Extracted information =
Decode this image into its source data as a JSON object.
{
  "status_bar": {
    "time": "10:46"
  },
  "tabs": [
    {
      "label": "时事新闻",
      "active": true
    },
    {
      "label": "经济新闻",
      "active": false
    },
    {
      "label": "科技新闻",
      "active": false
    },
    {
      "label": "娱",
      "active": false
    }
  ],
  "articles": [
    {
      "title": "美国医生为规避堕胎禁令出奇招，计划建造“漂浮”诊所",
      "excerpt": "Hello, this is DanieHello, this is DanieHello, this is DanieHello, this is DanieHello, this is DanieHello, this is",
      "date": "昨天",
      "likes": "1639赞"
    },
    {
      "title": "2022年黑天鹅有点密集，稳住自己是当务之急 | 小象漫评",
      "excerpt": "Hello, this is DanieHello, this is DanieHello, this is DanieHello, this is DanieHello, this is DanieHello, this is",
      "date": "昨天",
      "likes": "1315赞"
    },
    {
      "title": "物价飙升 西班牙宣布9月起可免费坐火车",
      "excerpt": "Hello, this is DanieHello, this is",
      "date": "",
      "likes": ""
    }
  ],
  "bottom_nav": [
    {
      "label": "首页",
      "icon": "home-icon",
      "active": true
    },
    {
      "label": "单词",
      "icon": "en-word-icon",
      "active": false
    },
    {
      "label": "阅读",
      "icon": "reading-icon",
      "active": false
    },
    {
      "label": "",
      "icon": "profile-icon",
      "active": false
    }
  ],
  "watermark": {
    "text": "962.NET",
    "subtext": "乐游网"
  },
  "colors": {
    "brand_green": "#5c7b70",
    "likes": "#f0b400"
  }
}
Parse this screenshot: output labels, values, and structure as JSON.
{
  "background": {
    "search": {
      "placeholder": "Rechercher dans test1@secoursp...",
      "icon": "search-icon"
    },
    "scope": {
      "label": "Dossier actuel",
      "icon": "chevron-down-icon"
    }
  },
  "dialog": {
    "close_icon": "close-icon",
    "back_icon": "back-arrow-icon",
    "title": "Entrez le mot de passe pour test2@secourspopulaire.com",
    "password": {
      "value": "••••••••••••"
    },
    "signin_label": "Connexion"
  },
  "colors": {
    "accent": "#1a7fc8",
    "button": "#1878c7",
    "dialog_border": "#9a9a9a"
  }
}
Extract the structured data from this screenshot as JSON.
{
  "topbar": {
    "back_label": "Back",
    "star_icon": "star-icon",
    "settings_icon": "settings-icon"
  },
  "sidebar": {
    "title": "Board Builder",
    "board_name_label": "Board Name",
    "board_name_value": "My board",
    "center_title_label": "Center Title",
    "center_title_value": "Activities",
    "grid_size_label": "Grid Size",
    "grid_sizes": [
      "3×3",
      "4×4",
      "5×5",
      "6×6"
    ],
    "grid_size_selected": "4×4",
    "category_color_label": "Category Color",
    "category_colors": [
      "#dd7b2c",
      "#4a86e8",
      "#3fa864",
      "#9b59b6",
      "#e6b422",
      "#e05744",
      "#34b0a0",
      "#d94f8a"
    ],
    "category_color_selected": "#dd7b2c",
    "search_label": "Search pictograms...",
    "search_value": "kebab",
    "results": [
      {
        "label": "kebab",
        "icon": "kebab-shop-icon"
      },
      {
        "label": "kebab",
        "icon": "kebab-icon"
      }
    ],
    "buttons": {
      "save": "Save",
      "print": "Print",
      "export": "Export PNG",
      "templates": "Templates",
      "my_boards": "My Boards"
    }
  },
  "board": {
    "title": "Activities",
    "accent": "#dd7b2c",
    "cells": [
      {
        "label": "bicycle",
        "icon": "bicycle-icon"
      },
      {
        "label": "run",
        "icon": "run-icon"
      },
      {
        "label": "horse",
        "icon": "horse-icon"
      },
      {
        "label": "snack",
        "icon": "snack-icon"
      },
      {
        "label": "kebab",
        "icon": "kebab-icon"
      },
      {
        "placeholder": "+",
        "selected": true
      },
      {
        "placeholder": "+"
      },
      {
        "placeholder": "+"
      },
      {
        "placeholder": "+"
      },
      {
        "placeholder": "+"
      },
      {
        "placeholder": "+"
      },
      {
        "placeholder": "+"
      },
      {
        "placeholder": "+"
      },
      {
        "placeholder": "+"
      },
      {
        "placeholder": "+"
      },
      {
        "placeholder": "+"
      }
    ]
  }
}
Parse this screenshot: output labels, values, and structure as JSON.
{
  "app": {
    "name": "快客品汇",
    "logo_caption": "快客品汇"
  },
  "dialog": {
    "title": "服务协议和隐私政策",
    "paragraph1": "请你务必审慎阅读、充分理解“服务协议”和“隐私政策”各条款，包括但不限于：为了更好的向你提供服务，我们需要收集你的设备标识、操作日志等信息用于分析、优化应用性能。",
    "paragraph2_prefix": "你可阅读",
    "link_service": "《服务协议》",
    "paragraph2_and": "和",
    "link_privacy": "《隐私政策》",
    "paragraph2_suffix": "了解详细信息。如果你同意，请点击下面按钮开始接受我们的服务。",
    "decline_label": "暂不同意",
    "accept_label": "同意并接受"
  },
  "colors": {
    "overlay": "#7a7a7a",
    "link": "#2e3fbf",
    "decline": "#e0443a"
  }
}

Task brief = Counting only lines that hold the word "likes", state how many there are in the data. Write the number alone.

Task solution = 4